It’s 1997, and Steve Jobs is back at Apple reviewing its enormous product range. "Stop!" he shouts. "This is crazy!" Jobs draws a two by two grid with a magic marker. "Here’s what we need," he says, marking one column "consumer" and the other "pro", one row "desktop" and one "portable". Jobs told Apple to focus on making four great products and to cancel everything else.
What do you think he’d make of the current Apple range?
As Jobs’ biographer Walter Isaacson recalls, Jobs used to like asking Apple engineers and executives for their top ten things Apple should do next. He’d promptly slash seven from the list and say "we can only do three." Towards the end of his life, he similarly advised Google’s Larry Page to cut the crap. "The main thing I stressed was focus," he told Isaacson. "What are the five products you want to focus on? Get rid of the rest, because they’re dragging you down."

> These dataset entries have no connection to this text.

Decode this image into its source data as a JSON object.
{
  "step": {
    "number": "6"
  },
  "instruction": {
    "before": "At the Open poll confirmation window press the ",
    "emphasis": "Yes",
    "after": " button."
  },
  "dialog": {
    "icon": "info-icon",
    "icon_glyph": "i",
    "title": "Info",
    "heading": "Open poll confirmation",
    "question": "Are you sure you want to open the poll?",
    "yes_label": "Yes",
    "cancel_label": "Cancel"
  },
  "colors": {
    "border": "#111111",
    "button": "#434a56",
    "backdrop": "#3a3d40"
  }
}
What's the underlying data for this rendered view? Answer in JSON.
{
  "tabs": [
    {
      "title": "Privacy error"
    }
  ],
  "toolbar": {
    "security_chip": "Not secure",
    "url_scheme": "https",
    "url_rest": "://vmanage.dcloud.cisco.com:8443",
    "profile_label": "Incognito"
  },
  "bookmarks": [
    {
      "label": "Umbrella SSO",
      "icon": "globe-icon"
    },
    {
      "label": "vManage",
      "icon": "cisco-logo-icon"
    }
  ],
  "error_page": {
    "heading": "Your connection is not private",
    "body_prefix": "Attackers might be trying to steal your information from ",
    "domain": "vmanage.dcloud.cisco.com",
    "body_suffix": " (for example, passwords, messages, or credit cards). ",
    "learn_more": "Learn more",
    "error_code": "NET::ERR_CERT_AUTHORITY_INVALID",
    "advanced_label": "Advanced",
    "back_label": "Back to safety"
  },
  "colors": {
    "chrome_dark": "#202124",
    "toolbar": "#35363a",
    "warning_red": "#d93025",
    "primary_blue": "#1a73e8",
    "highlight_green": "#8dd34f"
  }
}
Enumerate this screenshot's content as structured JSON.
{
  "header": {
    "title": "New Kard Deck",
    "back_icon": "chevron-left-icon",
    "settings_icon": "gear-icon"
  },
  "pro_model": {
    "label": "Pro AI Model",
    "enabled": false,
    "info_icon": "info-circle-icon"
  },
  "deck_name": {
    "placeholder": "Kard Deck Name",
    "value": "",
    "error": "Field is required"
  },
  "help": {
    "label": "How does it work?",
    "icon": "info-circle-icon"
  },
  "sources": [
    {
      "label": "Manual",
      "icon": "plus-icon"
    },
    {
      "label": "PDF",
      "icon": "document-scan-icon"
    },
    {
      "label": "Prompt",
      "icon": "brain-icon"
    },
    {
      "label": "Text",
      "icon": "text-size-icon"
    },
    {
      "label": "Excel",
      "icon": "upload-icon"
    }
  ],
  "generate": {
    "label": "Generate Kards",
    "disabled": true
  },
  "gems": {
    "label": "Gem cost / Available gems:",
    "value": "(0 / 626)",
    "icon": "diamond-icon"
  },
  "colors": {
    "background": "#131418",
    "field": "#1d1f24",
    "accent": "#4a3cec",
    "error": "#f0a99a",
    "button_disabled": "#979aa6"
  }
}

Jobs warned Page that having too many products turned you "into Microsoft. They’re causing you to turn out products that are adequate but not great."
Apple currently makes five different iPads (ten if you include the cellular ones), six kinds of Macs, four kinds of iPhones, three kinds of iPods, a set-top box and soon, 34 different styles of watch. And that’s before you consider its music and movie businesses, its software business and its imminent role as a global payment service. It’s even taking on the phone networks with Apple SIM.
Should somebody be shouting "stop!" and reaching for the whiteboard?
Invoking the trope of whether Steve would have done X is often used to slam whatever Apple’s currently up to, but I think it’s relevant here. Jobs’ simplification of the product line was necessary because Apple was trying to do too many things at once. Instead of doing a few things well, it was doing a lot of things badly.
Today’s Apple clearly isn’t in the same boat, or at least it isn’t at the moment. But the combination of the spectacular iOS 8 launch cock-up, the U2 debacle, one of the worst keynotes we’ve seen for a long time and an increasingly cluttered product range is enough to give long-term Apple watchers cause for concern.
The iPad range is a good example of what I’m talking about. The new iPad Mini 3 is last year’s iPad Mini given TouchID (and nothing else) so it’ll appeal more to the enterprise market. Last year’s iPad Mini is still hanging about, and it’s called the iPad Mini 2. The previous year’s iPad Mini is still on sale too, as is last year’s iPad Air. And of course there’s the newly announced iPad Air 2.
Apple is famous for its grip on the supply chain: it’s not the kind of firm that ends up with mountains of unsold products when it updates its product lines. The continuing existence of the oldest iPad Mini clearly isn’t a case of clearing out the warehouse, then. It’s a deliberate strategy, a way to drive down the price of the cheapest iPad even if that means selling an almost obsolete product.
The new retina iMac is another example of how the Apple grid has broken down. The appeal of a retina screen for pro users is obvious… so Apple’s put it in a consumer Mac instead. Not only that, but it’s a consumer Mac that’s too expensive for many consumers, a consumer Mac with a notebook-spec graphics card, albeit a good one, which is hardly ideal for driving 14.7 million pixels. You can’t even hook it up to a Mac Pro using Target Display Mode.
I’m the first to mock the Apple-is-doomed crowd, and I’m not about to join them today. But it’s clear that Apple is abandoning the extreme simplicity that helped turn it from a basket case into a world-beater, and that’s a dangerous road to go down. As Steve Jobs told Nike CEO Mark Parker, Nike "makes some of the best products in the world. Products that you lust after. But you also make a lot of crap. Just get rid of the crappy stuff and focus on the good stuff."
It was good advice then. It’s good advice now, and not just for Nike.
- Our MacFormat columnist Chris Phin is inclined to agree on simple being better… except when it comes to the Apple Watch.